Another point entitled to remark, is the assertion of the Lord’s providence in the frequent intimation that the Lord prepared all the material and circumstantial agencies that wrought in the history of Jonah. In his first adventure, the Lord prepared the storm the Lord prepared the great fish; and, in the second, the Lord prepared the gourd, the Lord prepared the worm, the Lord prepared the east wind—all is of the Lord’s preparing. This also accounts for everything; and we are not bound, in the case of the gourd, for instance, to find a plant which, without the special ordinance of the Lord’s providence, should attain such growth in a night as to afford adequate shelter to the prophet’s head.
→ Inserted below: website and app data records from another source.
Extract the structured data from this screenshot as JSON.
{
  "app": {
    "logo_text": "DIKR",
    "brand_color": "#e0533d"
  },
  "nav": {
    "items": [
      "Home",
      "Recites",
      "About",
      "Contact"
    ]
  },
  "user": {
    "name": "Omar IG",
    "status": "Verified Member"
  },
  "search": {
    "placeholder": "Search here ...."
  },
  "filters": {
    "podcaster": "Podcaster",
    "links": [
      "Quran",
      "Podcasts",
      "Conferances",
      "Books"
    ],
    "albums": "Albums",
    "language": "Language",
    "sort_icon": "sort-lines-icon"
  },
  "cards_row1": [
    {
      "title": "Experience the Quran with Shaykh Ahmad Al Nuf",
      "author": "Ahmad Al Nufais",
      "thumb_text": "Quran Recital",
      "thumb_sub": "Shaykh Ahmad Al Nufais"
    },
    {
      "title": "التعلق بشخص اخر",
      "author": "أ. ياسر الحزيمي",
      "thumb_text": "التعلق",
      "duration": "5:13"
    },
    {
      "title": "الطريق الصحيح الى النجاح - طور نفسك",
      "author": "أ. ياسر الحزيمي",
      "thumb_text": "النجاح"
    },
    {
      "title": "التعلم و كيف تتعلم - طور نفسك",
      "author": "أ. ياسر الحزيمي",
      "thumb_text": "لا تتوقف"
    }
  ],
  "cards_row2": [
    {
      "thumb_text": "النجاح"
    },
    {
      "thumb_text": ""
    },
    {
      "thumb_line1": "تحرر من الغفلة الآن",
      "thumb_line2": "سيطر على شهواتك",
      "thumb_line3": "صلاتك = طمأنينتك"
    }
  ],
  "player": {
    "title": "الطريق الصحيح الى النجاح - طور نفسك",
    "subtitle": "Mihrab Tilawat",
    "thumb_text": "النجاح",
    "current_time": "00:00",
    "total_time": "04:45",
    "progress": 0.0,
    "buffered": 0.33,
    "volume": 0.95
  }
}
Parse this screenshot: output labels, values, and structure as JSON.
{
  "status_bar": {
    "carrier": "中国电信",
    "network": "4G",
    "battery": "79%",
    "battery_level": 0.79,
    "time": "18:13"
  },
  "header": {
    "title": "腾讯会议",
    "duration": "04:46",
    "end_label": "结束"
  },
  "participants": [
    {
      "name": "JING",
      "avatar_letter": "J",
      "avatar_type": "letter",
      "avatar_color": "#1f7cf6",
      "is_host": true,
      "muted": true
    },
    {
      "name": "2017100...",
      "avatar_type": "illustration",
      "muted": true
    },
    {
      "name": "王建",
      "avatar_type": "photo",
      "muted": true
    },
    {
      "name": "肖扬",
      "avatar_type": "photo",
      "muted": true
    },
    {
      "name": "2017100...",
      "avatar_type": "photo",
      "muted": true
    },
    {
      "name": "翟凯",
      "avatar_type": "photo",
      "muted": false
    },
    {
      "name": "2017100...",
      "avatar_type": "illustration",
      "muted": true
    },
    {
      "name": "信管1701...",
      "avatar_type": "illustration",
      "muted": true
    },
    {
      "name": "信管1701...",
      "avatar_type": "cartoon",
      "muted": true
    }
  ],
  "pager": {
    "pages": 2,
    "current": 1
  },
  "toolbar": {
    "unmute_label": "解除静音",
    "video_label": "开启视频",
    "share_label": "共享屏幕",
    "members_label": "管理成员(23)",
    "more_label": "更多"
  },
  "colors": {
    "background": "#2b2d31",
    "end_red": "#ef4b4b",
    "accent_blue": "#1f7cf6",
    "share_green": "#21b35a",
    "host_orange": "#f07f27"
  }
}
The Lord, however, is in all his dispensations economical of prodigies; and we are to suppose that in this instance He did not create a new plant for the occasion, or choose one of naturally slow growth. It is more in the ordinary course of even his miraculous providence to suppose that a plant naturally of rapid growth was chosen, and that this natural quickness of growth was preternaturally stimulated and quickened for the occasion. The word employed in the original Hebrew is generally supposed to denote the castor-oil plant. It is of exceedingly rapid growth, and its broad palmatic leaves extend a grateful shade over the parched traveller. It is not unknown to our gardens; but it does not in them, though still a plant of most rapid growth, attain the size or grow with the quickness that it does in the region of the Tigris.